It's difficult to discuss briefly as there are so many elements to Riot Grrrl, and books such as Sarah Marcus's 'Girls To The Front' and 'Riot Grrrl: Revolution Girl Style Now!' do a brilliant job of detailing the views, events and people involved.

But as word of Riot Grrrl spreads further and further over time, the true meaning of the title can become skewed and altered, resulting in almost a caricature of its former self. Riot Grrrl is Bikini Kill and Heavens To Betsy, but it isn't a specific genre of music. In fact, it isn't solely a musical movement at all, but one that brings together the topics of art, music, politics, gender, sexuality, abuse and a host of other issues. And yet, female musicians are finding it harder and harder to shake off the tag.

By creating this 'other' woman, who doesn't fit the traditional stereotype, Riot Grrrl has become the badge placed upon them. And with it comes a stereotype all of its own. In my own experience, even the most liberal and open-minded of people have presumed that I'm a lesbian, just because a lot of my music collection is taken up with records made by women. This strange viewpoint also worryingly suggests that straight girls only listen to music made by men, which when you think about it, must mean that girls enjoy music only because they are attracted to the person making it... Don't get me wrong, I love The Pixies, but I don't feel the urge to jump Frank Black's bones, or to see Mark E. Smith in his birthday suit, thanks very much.

It's been on my mind for quite a while now, so I was pleased to read the 'Not Every Girl Is A Riot Grrrl' article by Lindsay Zoladz, published on Pitchfork a few days ago. In it, Lindsay discusses how nowadays, the comparison to Riot Grrrl can be detrimental to women, especially in music, because once again female musicians are labelled before they've even struck a chord.

Obviously being typecast as a Riot Grrrl isn't exactly the worst insult, but it's still lazily lumping an entire gender together rather than listening to the music being produced, and shows how limited our vocabulary for talking about women in music is. It was great to hear many women (including Grass Widow!) discussing their experiences with the term, and Amy Klein got it spot on, noting, "It shouldn't be sacrilege to say that a guitar player who happens to be female sounds like, say, J Mascis... And people should feel comfortable complimenting a 15-year-old guy, saying, 'Your playing sounds like Marnie Stern.' Women should be heroes for everybody, not just for other women."

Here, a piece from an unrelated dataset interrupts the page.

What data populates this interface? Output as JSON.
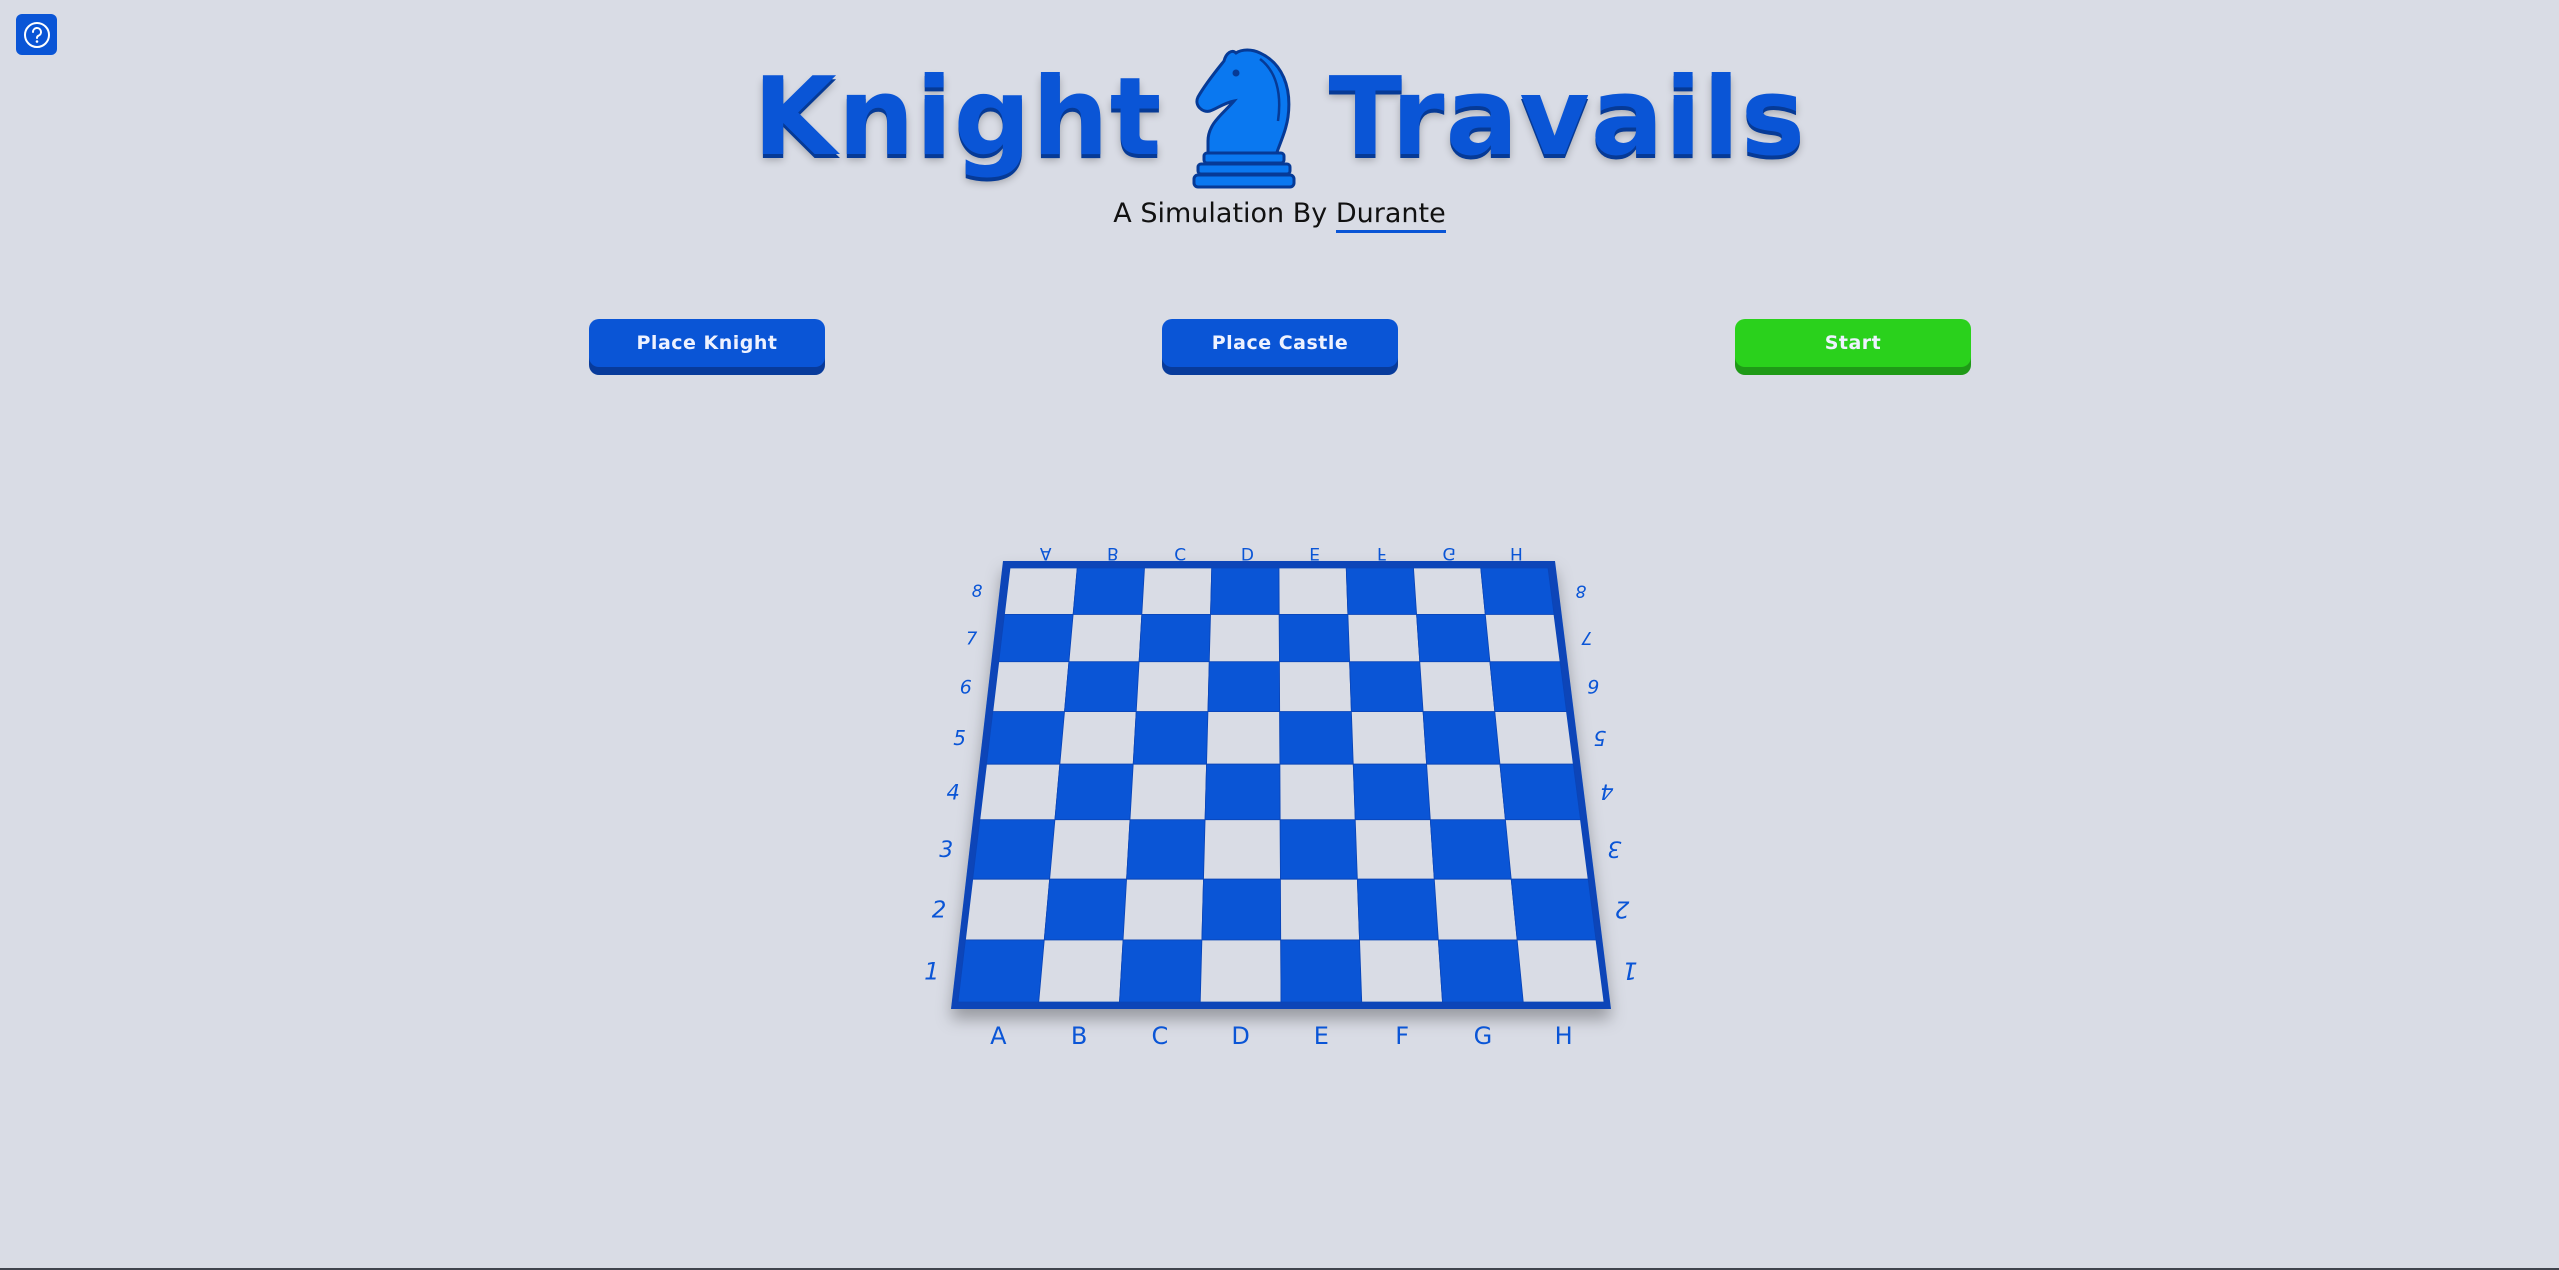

Read the article in full here.

Kim Gordon reading the original Riot Grrrl manifesto:

No comments:

Post a Comment